"Going out and seeing the natural world with your own eyes is an environmental thing to do, and hopefully people who are diving responsibly will become stakeholders in the future of the reef," says Goodman Tchernov.
"There's nothing like witnessing it yourself to become attached to it. You want people to see it and experience it, but also to be careful."
Beginners to experts
Just about every beach in Eilat offers diving gear for rent. Diving represents 10 percent of the tourism income to the country's southern city, according to the Israel Ministry of Tourism.
With water temperatures around 21 to 25 degrees Celsius (70 to 77 degrees Fahrenheit), little or no currents and clear waters with an average 20 to 30 meters (65 to 100 feet) of visibility, there's a reason tourists return time and again.
Eilat's shores are packed with diving sites for every level. There are also dozens of certified diving schools and snorkeling outfits.
Red Sea diving. Photo by Shai Oron/Interuniversity Institute for Marine Sciences
"People come from all over Europe, from the US and Canada, and a lot fromSouth America," says Koretz, whose diving school continuously ranks high with TripAdvisor users.
"Most have dived all over the world and come to Eilat as part of a bigger trip to Israel. The tourists from Finland, however, come in winter just to escape the cold."
The best-known dive spots include the Japanese Gardens, close to the Coral World Underwater Observatory and a favorite spot to see schools of fish and corals; the Dolphin Reef, where you can dive and swim with dolphins; and the Caves, 500 meters north of the border with Egypt, with two underwater passages and hundreds of fish called sweepers.
The Japanese Gardens are among the best protected diving sites in Eilat and extend over an area of 500 meters. There are two diving options here. There's a deep dive down a gorgeous coral slope to the depths of the Red Sea. Then there's a shallow dive, passing one of the most amazing parts of the reef.
The Coral Beach Nature Reserve, one of Koretz's favorite dive spots, is home to one of the most densely populated coral reefs in the world. It serves up a gorgeous scene of colorful tropical fish, strange but beautiful corals, and giant shells.
Koretz, who has logged well over 7,000 dives, also recommends Neptune's Tables, where old tables of Acropora corals ranging between 15 to 40 meters (49 to 131 feet) in depth house varieties of fish and other aquatic life.

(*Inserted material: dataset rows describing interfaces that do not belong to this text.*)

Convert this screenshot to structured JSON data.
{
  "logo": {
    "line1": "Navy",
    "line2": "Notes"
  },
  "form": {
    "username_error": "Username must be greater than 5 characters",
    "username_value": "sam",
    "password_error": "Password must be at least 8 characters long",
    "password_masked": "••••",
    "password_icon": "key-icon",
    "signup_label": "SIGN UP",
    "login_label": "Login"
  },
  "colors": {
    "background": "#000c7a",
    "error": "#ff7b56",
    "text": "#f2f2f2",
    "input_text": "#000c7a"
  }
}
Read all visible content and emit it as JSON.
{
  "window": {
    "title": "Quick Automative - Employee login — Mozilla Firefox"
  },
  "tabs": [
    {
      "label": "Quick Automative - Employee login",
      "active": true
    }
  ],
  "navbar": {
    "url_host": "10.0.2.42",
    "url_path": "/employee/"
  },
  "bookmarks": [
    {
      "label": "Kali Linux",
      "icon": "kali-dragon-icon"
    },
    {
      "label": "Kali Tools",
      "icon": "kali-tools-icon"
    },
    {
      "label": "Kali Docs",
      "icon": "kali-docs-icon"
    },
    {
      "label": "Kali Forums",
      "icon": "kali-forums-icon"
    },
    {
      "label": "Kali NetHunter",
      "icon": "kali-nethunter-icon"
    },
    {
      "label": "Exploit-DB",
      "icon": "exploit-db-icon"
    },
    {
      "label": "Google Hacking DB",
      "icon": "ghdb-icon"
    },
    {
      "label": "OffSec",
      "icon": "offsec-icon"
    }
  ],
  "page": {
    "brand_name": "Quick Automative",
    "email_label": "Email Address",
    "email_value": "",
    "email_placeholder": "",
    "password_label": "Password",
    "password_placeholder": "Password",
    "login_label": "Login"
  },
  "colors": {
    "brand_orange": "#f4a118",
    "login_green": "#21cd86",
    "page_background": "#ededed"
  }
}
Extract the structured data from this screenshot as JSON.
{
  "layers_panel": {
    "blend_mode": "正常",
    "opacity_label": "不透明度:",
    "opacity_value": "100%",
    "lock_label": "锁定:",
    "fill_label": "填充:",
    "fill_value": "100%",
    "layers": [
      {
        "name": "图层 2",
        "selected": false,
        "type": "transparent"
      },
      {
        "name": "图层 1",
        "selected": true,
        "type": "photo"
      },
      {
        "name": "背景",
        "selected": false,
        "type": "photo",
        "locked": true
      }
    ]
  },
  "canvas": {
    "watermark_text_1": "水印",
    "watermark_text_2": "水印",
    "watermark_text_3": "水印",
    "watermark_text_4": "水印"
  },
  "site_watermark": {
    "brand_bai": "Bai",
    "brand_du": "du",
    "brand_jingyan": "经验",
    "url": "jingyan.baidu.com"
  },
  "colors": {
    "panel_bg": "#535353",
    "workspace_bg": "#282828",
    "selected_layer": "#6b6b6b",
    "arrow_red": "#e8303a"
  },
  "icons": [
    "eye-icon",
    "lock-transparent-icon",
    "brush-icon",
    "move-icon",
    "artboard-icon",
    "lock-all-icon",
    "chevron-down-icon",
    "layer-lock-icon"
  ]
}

The Eel Garden, 100 meters (328 feet) north of the Coral Reef fence, is a diving spot usually overlooked but worth a quick visit. The way the water flows here triggers the usually shy eels to congregate and thus offers an unexpected sight for the diving community.
Koretz says she drives home the message of safety under the water, whether she's teaching new divers or veterans. "I always tell divers there are living creatures down there and we need to be careful," she says.
Goodman Tchernov says respecting nature and keeping a distance will reward divers in the long run. "Stay one-two meters away from reef; you don't need to be right next to it to see what's happening," she says. "In nature, if you slow down and take your time, the animals will approach you. It's to your advantage to go slow."
Goodman Tchernov, who has been recognized by National Geographic as an Ocean Hero, says people can "definitely dive responsibly and not hurt the environment doing so."